Exercise data: Begin

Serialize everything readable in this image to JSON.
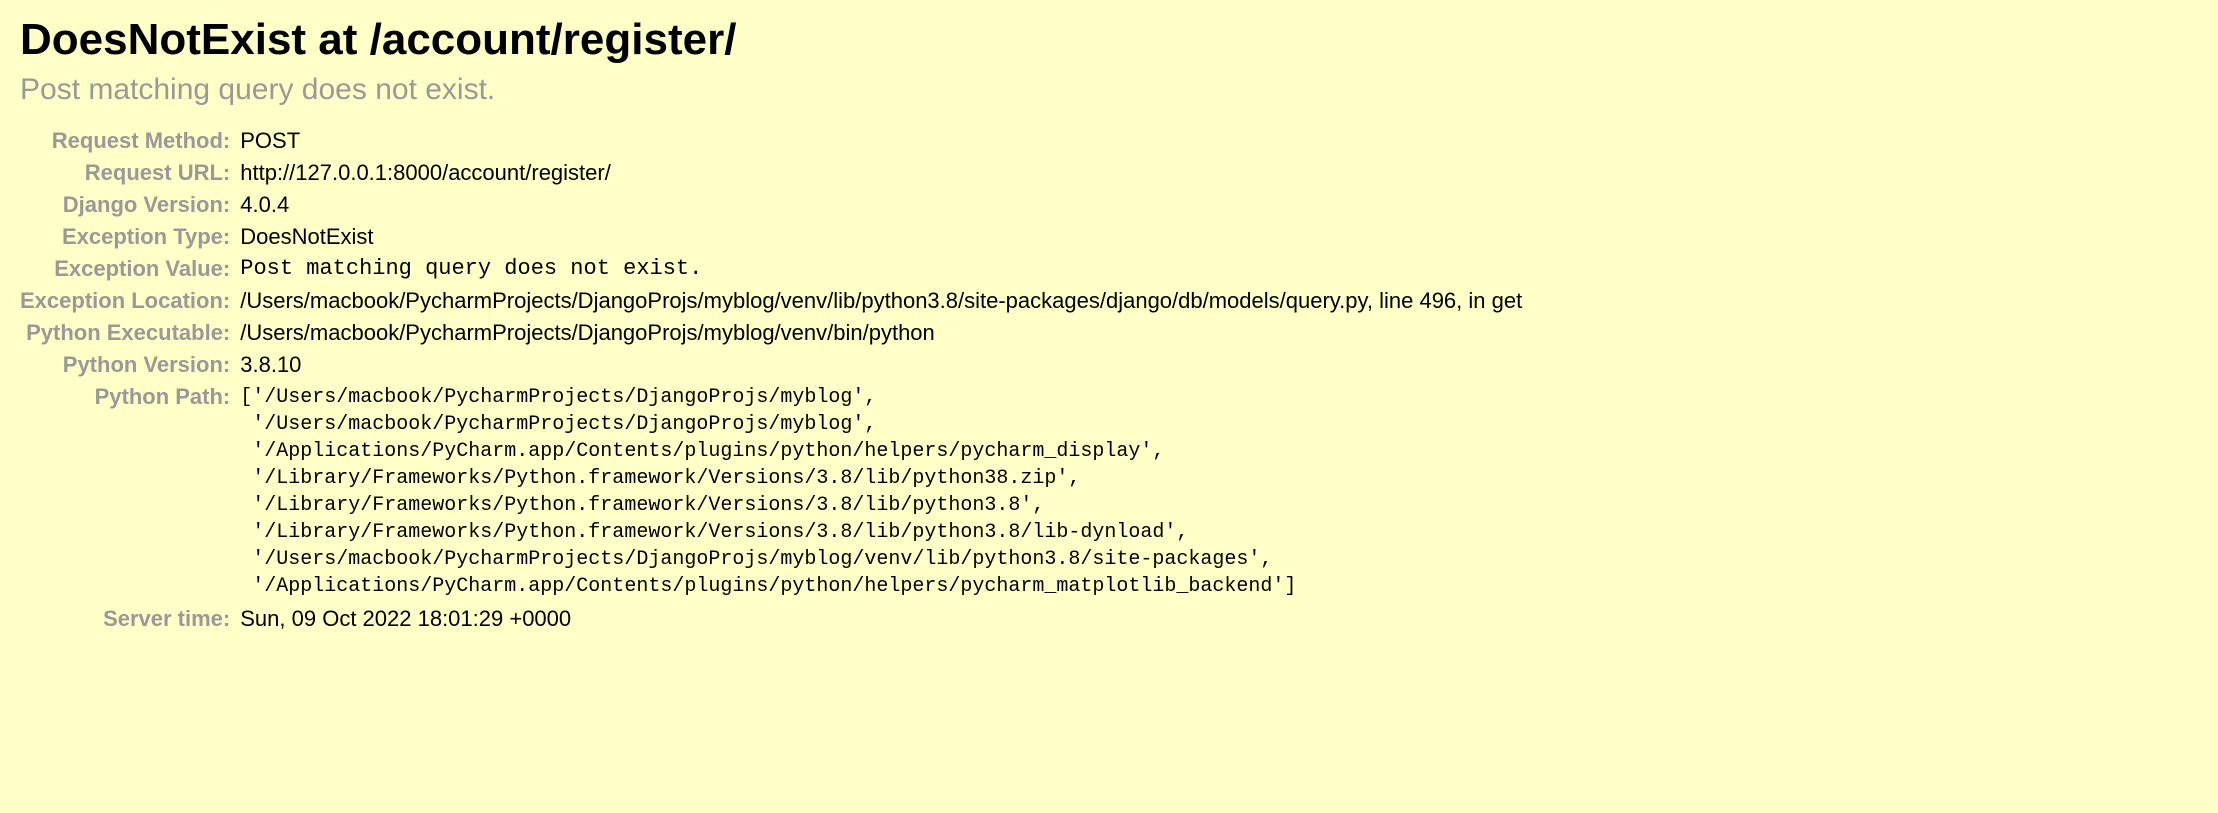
{
  "header": {
    "title": "DoesNotExist at /account/register/",
    "subtitle": "Post matching query does not exist."
  },
  "meta": {
    "request_method_label": "Request Method:",
    "request_method_value": "POST",
    "request_url_label": "Request URL:",
    "request_url_value": "http://127.0.0.1:8000/account/register/",
    "django_version_label": "Django Version:",
    "django_version_value": "4.0.4",
    "exception_type_label": "Exception Type:",
    "exception_type_value": "DoesNotExist",
    "exception_value_label": "Exception Value:",
    "exception_value_value": "Post matching query does not exist.",
    "exception_location_label": "Exception Location:",
    "exception_location_value": "/Users/macbook/PycharmProjects/DjangoProjs/myblog/venv/lib/python3.8/site-packages/django/db/models/query.py, line 496, in get",
    "python_executable_label": "Python Executable:",
    "python_executable_value": "/Users/macbook/PycharmProjects/DjangoProjs/myblog/venv/bin/python",
    "python_version_label": "Python Version:",
    "python_version_value": "3.8.10",
    "python_path_label": "Python Path:",
    "python_path_value": "['/Users/macbook/PycharmProjects/DjangoProjs/myblog',\n '/Users/macbook/PycharmProjects/DjangoProjs/myblog',\n '/Applications/PyCharm.app/Contents/plugins/python/helpers/pycharm_display',\n '/Library/Frameworks/Python.framework/Versions/3.8/lib/python38.zip',\n '/Library/Frameworks/Python.framework/Versions/3.8/lib/python3.8',\n '/Library/Frameworks/Python.framework/Versions/3.8/lib/python3.8/lib-dynload',\n '/Users/macbook/PycharmProjects/DjangoProjs/myblog/venv/lib/python3.8/site-packages',\n '/Applications/PyCharm.app/Contents/plugins/python/helpers/pycharm_matplotlib_backend']",
    "server_time_label": "Server time:",
    "server_time_value": "Sun, 09 Oct 2022 18:01:29 +0000"
  }
}
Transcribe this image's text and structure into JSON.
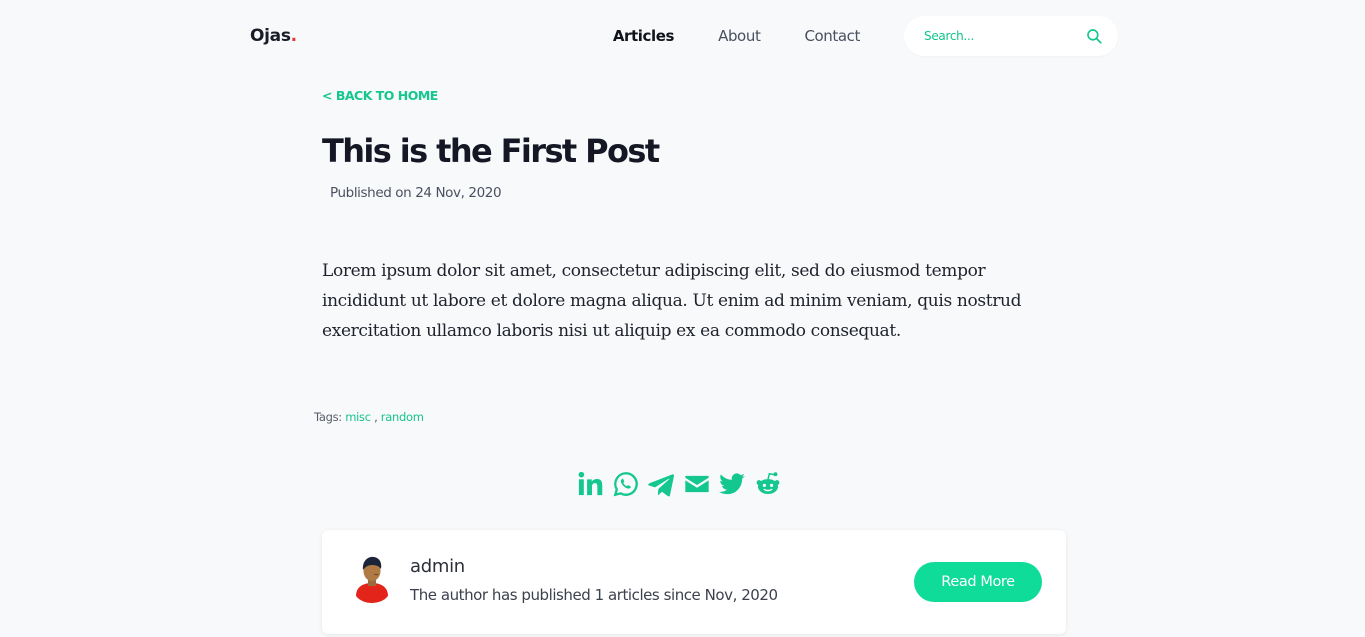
{
  "header": {
    "brand": "Ojas",
    "brand_dot": ".",
    "nav": [
      {
        "label": "Articles",
        "active": true
      },
      {
        "label": "About",
        "active": false
      },
      {
        "label": "Contact",
        "active": false
      }
    ],
    "search_placeholder": "Search..."
  },
  "article": {
    "back_label": "< BACK TO HOME",
    "title": "This is the First Post",
    "published": "Published on 24 Nov, 2020",
    "body": "Lorem ipsum dolor sit amet, consectetur adipiscing elit, sed do eiusmod tempor incididunt ut labore et dolore magna aliqua. Ut enim ad minim veniam, quis nostrud exercitation ullamco laboris nisi ut aliquip ex ea commodo consequat.",
    "tags_label": "Tags:",
    "tags": [
      "misc",
      "random"
    ],
    "tag_separator": " , "
  },
  "share": {
    "icons": [
      "linkedin-icon",
      "whatsapp-icon",
      "telegram-icon",
      "email-icon",
      "twitter-icon",
      "reddit-icon"
    ],
    "color": "#14c78e"
  },
  "author": {
    "name": "admin",
    "info": "The author has published 1 articles since Nov, 2020",
    "button_label": "Read More"
  },
  "colors": {
    "accent": "#10d49a",
    "background": "#f8f9fb",
    "brand_dot": "#e53935"
  }
}
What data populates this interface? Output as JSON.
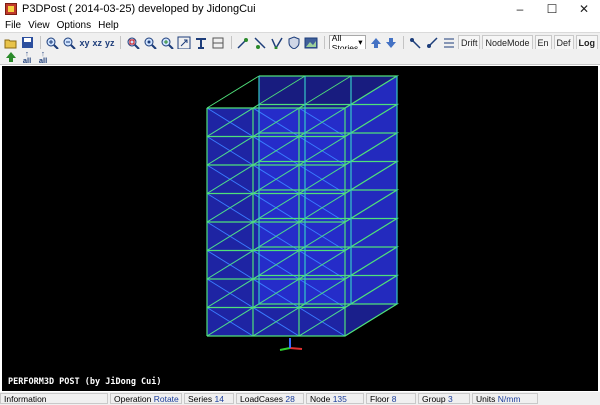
{
  "window": {
    "title": "P3DPost ( 2014-03-25)  developed by JidongCui",
    "minimize": "–",
    "maximize": "☐",
    "close": "✕"
  },
  "menu": [
    "File",
    "View",
    "Options",
    "Help"
  ],
  "toolbar": {
    "xy": "xy",
    "xz": "xz",
    "yz": "yz",
    "stories_value": "All Stories",
    "drift": "Drift",
    "node_mode": "NodeMode",
    "en": "En",
    "def": "Def",
    "log": "Log"
  },
  "toolbar2": {
    "all": "all",
    "all2": "all"
  },
  "viewport": {
    "overlay_text": "PERFORM3D POST (by JiDong Cui)",
    "background": "#000000",
    "frame_color": "#4fe07a",
    "panel_color": "#2b33e8"
  },
  "status": [
    {
      "label": "Information",
      "value": ""
    },
    {
      "label": "Operation",
      "value": "Rotate"
    },
    {
      "label": "Series",
      "value": "14"
    },
    {
      "label": "LoadCases",
      "value": "28"
    },
    {
      "label": "Node",
      "value": "135"
    },
    {
      "label": "Floor",
      "value": "8"
    },
    {
      "label": "Group",
      "value": "3"
    },
    {
      "label": "Units",
      "value": "N/mm"
    }
  ]
}
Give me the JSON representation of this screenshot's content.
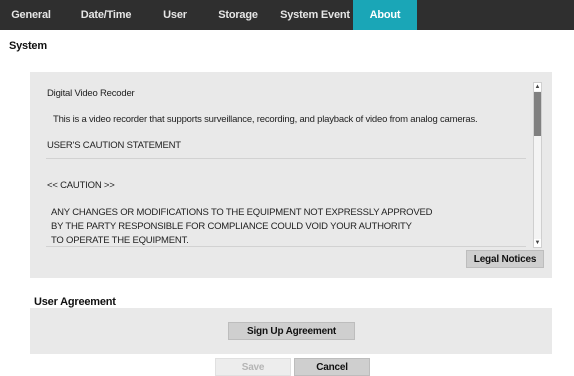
{
  "tabs": [
    {
      "label": "General",
      "active": false
    },
    {
      "label": "Date/Time",
      "active": false
    },
    {
      "label": "User",
      "active": false
    },
    {
      "label": "Storage",
      "active": false
    },
    {
      "label": "System Event",
      "active": false
    },
    {
      "label": "About",
      "active": true
    }
  ],
  "system": {
    "title": "System",
    "text_lines": [
      "Digital Video Recoder",
      "This is a video recorder that supports surveillance, recording, and playback of video from analog cameras.",
      "USER'S CAUTION STATEMENT",
      "<< CAUTION >>",
      "ANY CHANGES OR MODIFICATIONS TO THE EQUIPMENT NOT EXPRESSLY APPROVED",
      "BY THE PARTY RESPONSIBLE FOR COMPLIANCE COULD VOID YOUR AUTHORITY",
      "TO OPERATE THE EQUIPMENT."
    ],
    "legal_notices_label": "Legal Notices"
  },
  "user_agreement": {
    "title": "User Agreement",
    "sign_up_label": "Sign Up Agreement"
  },
  "footer": {
    "save_label": "Save",
    "cancel_label": "Cancel"
  },
  "colors": {
    "tabbar": "#2f2f2f",
    "active_tab": "#1aa6b7",
    "panel": "#e9e9e9"
  }
}
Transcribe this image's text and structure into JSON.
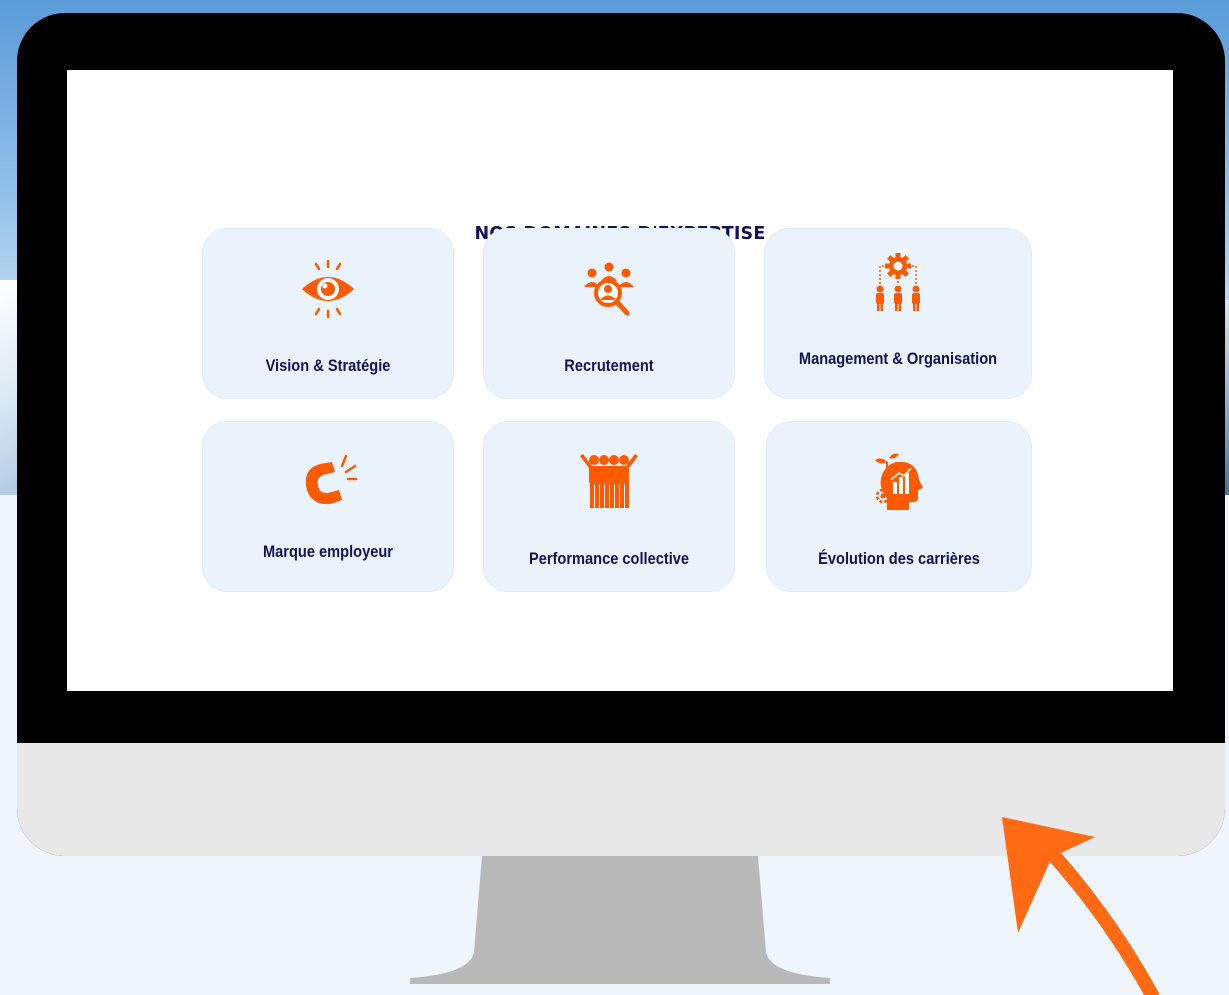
{
  "page": {
    "title": "NOS DOMAINES D'EXPERTISE"
  },
  "cards": [
    {
      "label": "Vision & Stratégie",
      "icon": "eye-icon"
    },
    {
      "label": "Recrutement",
      "icon": "recruitment-search-icon"
    },
    {
      "label": "Management & Organisation",
      "icon": "organization-chart-icon"
    },
    {
      "label": "Marque employeur",
      "icon": "magnet-icon"
    },
    {
      "label": "Performance collective",
      "icon": "team-cheering-icon"
    },
    {
      "label": "Évolution des carrières",
      "icon": "head-growth-icon"
    }
  ],
  "colors": {
    "accent": "#ff5a00",
    "heading": "#12135a",
    "card_bg": "#eaf3fb",
    "arrow": "#ff6a13"
  }
}
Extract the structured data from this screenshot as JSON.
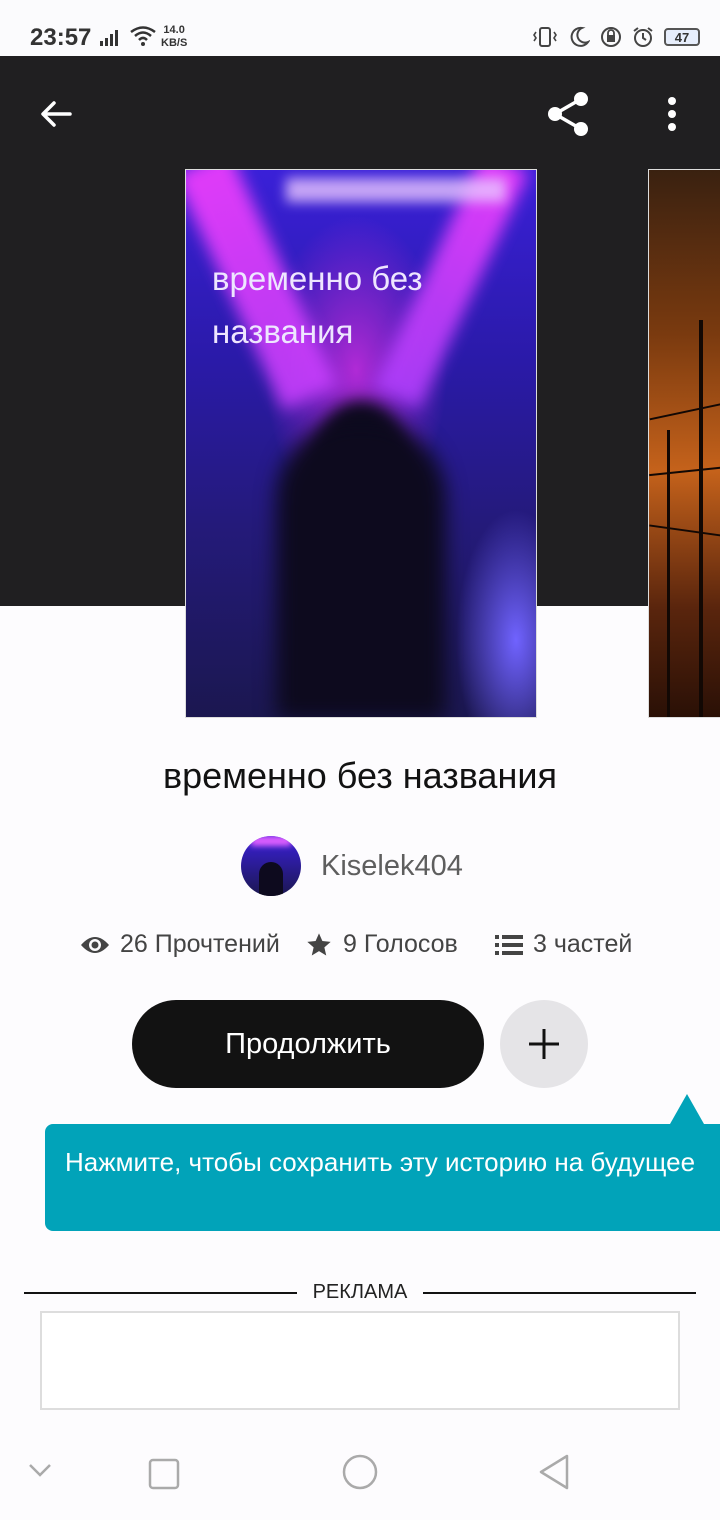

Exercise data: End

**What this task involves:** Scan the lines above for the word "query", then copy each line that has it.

**Reply:**
    "subtitle": "Post matching query does not exist."
    "exception_value_value": "Post matching query does not exist.",
    "exception_location_value": "/Users/macbook/PycharmProjects/DjangoProjs/myblog/venv/lib/python3.8/site-packages/django/db/models/query.py, line 496, in get",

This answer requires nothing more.